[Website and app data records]
__________________________________________________

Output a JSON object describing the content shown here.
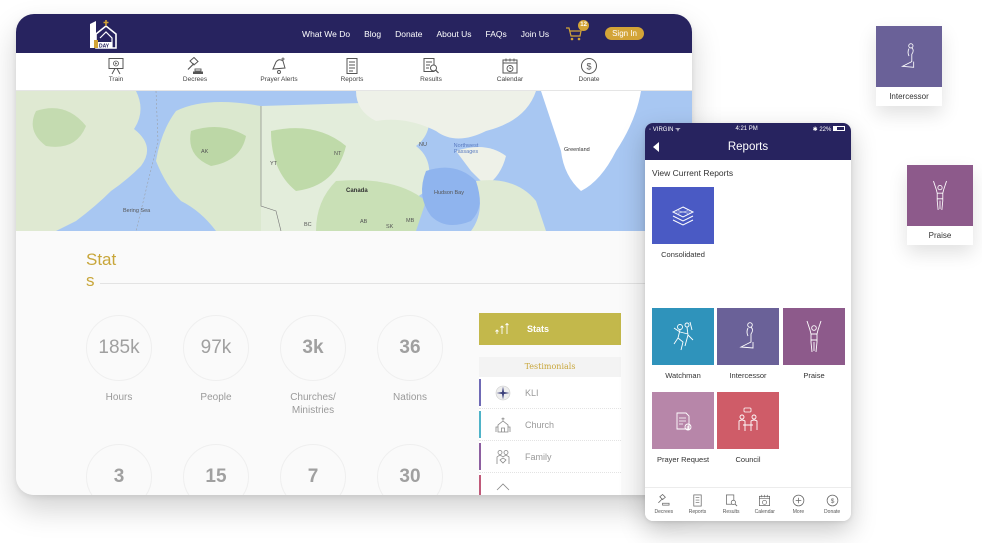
{
  "desktop": {
    "logo": {
      "number": "1",
      "text": "DAY"
    },
    "topnav": [
      {
        "label": "What We Do"
      },
      {
        "label": "Blog"
      },
      {
        "label": "Donate"
      },
      {
        "label": "About Us"
      },
      {
        "label": "FAQs"
      },
      {
        "label": "Join Us"
      }
    ],
    "cart_count": "12",
    "signin_label": "Sign In",
    "subnav": [
      {
        "label": "Train",
        "icon": "presentation-icon"
      },
      {
        "label": "Decrees",
        "icon": "gavel-icon"
      },
      {
        "label": "Prayer Alerts",
        "icon": "bell-icon"
      },
      {
        "label": "Reports",
        "icon": "document-icon"
      },
      {
        "label": "Results",
        "icon": "search-report-icon",
        "active": true
      },
      {
        "label": "Calendar",
        "icon": "calendar-icon"
      },
      {
        "label": "Donate",
        "icon": "dollar-icon"
      }
    ],
    "map_labels": {
      "bering_sea": "Bering Sea",
      "canada": "Canada",
      "hudson_bay": "Hudson Bay",
      "northwest_passages": "Northwest Passages",
      "greenland": "Greenland",
      "ak": "AK",
      "yt": "YT",
      "nt": "NT",
      "nu": "NU",
      "bc": "BC",
      "ab": "AB",
      "sk": "SK",
      "mb": "MB"
    },
    "stats": {
      "title": "Stats",
      "row1": [
        {
          "value": "185k",
          "label": "Hours"
        },
        {
          "value": "97k",
          "label": "People"
        },
        {
          "value": "3k",
          "label": "Churches/ Ministries"
        },
        {
          "value": "36",
          "label": "Nations"
        }
      ],
      "row2": [
        {
          "value": "3"
        },
        {
          "value": "15"
        },
        {
          "value": "7"
        },
        {
          "value": "30"
        }
      ]
    },
    "side_panel": {
      "stats_label": "Stats",
      "testimonials_heading": "Testimonials",
      "items": [
        {
          "label": "KLI"
        },
        {
          "label": "Church"
        },
        {
          "label": "Family"
        }
      ]
    }
  },
  "phone": {
    "carrier": "VIRGIN",
    "time": "4:21 PM",
    "battery": "22%",
    "title": "Reports",
    "section_label": "View Current Reports",
    "tiles": [
      {
        "label": "Consolidated",
        "color": "#4a5ac4"
      },
      {
        "label": "Watchman",
        "color": "#2f93bb"
      },
      {
        "label": "Intercessor",
        "color": "#6a6198"
      },
      {
        "label": "Praise",
        "color": "#8d5a8b"
      },
      {
        "label": "Prayer Request",
        "color": "#b786a9"
      },
      {
        "label": "Council",
        "color": "#cf5c68"
      }
    ],
    "tabbar": [
      {
        "label": "Decrees"
      },
      {
        "label": "Reports"
      },
      {
        "label": "Results"
      },
      {
        "label": "Calendar"
      },
      {
        "label": "More"
      },
      {
        "label": "Donate"
      }
    ]
  },
  "floating_cards": [
    {
      "label": "Intercessor",
      "color": "#6a6198"
    },
    {
      "label": "Praise",
      "color": "#8d5a8b"
    }
  ],
  "colors": {
    "brand_navy": "#27235f",
    "accent_gold": "#d3a437",
    "stats_olive": "#c3b84b"
  }
}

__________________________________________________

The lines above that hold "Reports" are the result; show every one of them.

        "label": "Reports",
    "title": "Reports",
    "section_label": "View Current Reports",
        "label": "Reports"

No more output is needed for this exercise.